REQUIRED WORK: Send back every line of the data exactly.

[Items from an interface collection]

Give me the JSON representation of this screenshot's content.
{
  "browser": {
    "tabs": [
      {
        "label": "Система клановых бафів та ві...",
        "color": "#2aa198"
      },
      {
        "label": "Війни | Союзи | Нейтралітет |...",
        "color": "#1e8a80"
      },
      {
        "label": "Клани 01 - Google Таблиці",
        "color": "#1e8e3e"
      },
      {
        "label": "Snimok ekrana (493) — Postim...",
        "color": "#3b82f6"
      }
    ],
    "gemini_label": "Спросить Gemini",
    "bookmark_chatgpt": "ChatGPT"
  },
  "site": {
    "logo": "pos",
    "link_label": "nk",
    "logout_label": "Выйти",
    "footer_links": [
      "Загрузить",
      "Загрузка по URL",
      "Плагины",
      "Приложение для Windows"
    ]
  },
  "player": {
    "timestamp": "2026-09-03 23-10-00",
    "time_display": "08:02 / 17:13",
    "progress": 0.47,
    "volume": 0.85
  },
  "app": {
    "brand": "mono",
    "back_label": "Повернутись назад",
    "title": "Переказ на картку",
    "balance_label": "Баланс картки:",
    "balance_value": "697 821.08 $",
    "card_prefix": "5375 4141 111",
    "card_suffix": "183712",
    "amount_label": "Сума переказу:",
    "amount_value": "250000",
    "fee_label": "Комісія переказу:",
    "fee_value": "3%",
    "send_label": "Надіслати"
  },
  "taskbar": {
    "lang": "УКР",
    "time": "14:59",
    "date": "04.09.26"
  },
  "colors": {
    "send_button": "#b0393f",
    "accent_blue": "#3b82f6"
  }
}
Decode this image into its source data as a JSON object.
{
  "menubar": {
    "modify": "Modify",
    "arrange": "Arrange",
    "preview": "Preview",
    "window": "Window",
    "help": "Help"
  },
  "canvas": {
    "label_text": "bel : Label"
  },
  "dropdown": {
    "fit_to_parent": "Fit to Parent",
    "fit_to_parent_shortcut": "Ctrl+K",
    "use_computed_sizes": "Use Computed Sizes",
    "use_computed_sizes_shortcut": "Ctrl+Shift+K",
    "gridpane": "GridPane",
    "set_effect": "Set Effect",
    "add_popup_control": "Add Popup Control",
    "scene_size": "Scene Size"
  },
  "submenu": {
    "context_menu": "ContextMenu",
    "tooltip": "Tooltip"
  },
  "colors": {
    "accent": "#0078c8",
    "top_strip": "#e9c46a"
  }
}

REPLY:
Give me the JSON representation of this screenshot's content.
{
  "browser": {
    "tabs": [
      {
        "label": "Система клановых бафів та ві...",
        "color": "#2aa198"
      },
      {
        "label": "Війни | Союзи | Нейтралітет |...",
        "color": "#1e8a80"
      },
      {
        "label": "Клани 01 - Google Таблиці",
        "color": "#1e8e3e"
      },
      {
        "label": "Snimok ekrana (493) — Postim...",
        "color": "#3b82f6"
      }
    ],
    "gemini_label": "Спросить Gemini",
    "bookmark_chatgpt": "ChatGPT"
  },
  "site": {
    "logo": "pos",
    "link_label": "nk",
    "logout_label": "Выйти",
    "footer_links": [
      "Загрузить",
      "Загрузка по URL",
      "Плагины",
      "Приложение для Windows"
    ]
  },
  "player": {
    "timestamp": "2026-09-03 23-10-00",
    "time_display": "08:02 / 17:13",
    "progress": 0.47,
    "volume": 0.85
  },
  "app": {
    "brand": "mono",
    "back_label": "Повернутись назад",
    "title": "Переказ на картку",
    "balance_label": "Баланс картки:",
    "balance_value": "697 821.08 $",
    "card_prefix": "5375 4141 111",
    "card_suffix": "183712",
    "amount_label": "Сума переказу:",
    "amount_value": "250000",
    "fee_label": "Комісія переказу:",
    "fee_value": "3%",
    "send_label": "Надіслати"
  },
  "taskbar": {
    "lang": "УКР",
    "time": "14:59",
    "date": "04.09.26"
  },
  "colors": {
    "send_button": "#b0393f",
    "accent_blue": "#3b82f6"
  }
}
Decode this image into its source data as a JSON object.
{
  "menubar": {
    "modify": "Modify",
    "arrange": "Arrange",
    "preview": "Preview",
    "window": "Window",
    "help": "Help"
  },
  "canvas": {
    "label_text": "bel : Label"
  },
  "dropdown": {
    "fit_to_parent": "Fit to Parent",
    "fit_to_parent_shortcut": "Ctrl+K",
    "use_computed_sizes": "Use Computed Sizes",
    "use_computed_sizes_shortcut": "Ctrl+Shift+K",
    "gridpane": "GridPane",
    "set_effect": "Set Effect",
    "add_popup_control": "Add Popup Control",
    "scene_size": "Scene Size"
  },
  "submenu": {
    "context_menu": "ContextMenu",
    "tooltip": "Tooltip"
  },
  "colors": {
    "accent": "#0078c8",
    "top_strip": "#e9c46a"
  }
}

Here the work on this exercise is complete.